BEGIN Data for this task
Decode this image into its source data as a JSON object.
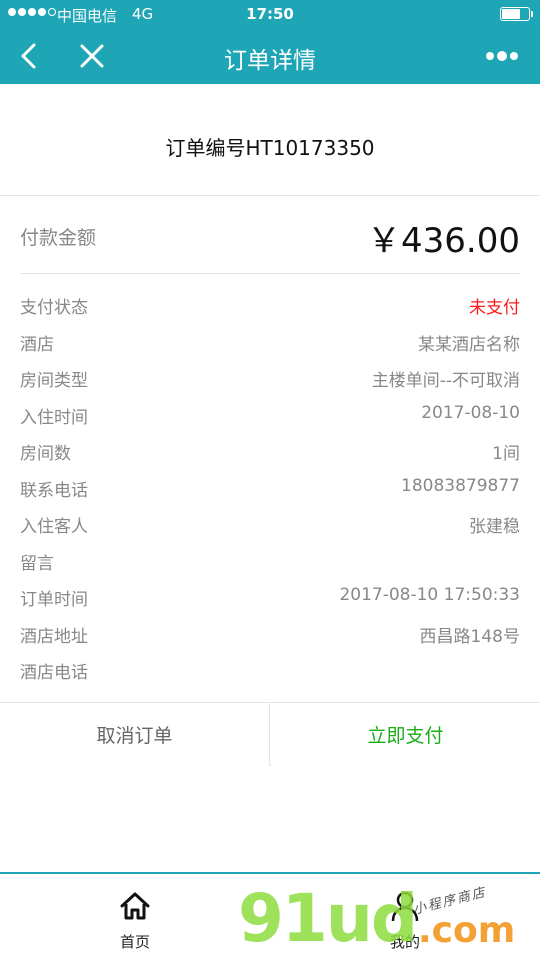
{
  "status_bar": {
    "carrier": "中国电信",
    "network": "4G",
    "time": "17:50"
  },
  "nav": {
    "title": "订单详情",
    "back_icon": "chevron-left-icon",
    "close_icon": "close-icon",
    "more_icon": "more-dots-icon"
  },
  "order": {
    "number_text": "订单编号HT10173350"
  },
  "amount": {
    "label": "付款金额",
    "value": "￥436.00"
  },
  "details": [
    {
      "label": "支付状态",
      "value": "未支付"
    },
    {
      "label": "酒店",
      "value": "某某酒店名称"
    },
    {
      "label": "房间类型",
      "value": "主楼单间--不可取消"
    },
    {
      "label": "入住时间",
      "value": "2017-08-10"
    },
    {
      "label": "房间数",
      "value": "1间"
    },
    {
      "label": "联系电话",
      "value": "18083879877"
    },
    {
      "label": "入住客人",
      "value": "张建稳"
    },
    {
      "label": "留言",
      "value": ""
    },
    {
      "label": "订单时间",
      "value": "2017-08-10 17:50:33"
    },
    {
      "label": "酒店地址",
      "value": "西昌路148号"
    },
    {
      "label": "酒店电话",
      "value": ""
    }
  ],
  "actions": {
    "cancel_label": "取消订单",
    "pay_label": "立即支付"
  },
  "tabbar": {
    "items": [
      {
        "label": "首页",
        "icon": "home-icon"
      },
      {
        "label": "我的",
        "icon": "user-icon"
      }
    ]
  },
  "watermark": {
    "main": "91ud",
    "suffix": ".com",
    "tagline": "小程序商店"
  },
  "colors": {
    "accent": "#1ea6b6",
    "unpaid": "#ff1a1a",
    "pay": "#1aad19"
  }
}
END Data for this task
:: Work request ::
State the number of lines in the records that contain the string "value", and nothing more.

:: Response area ::
12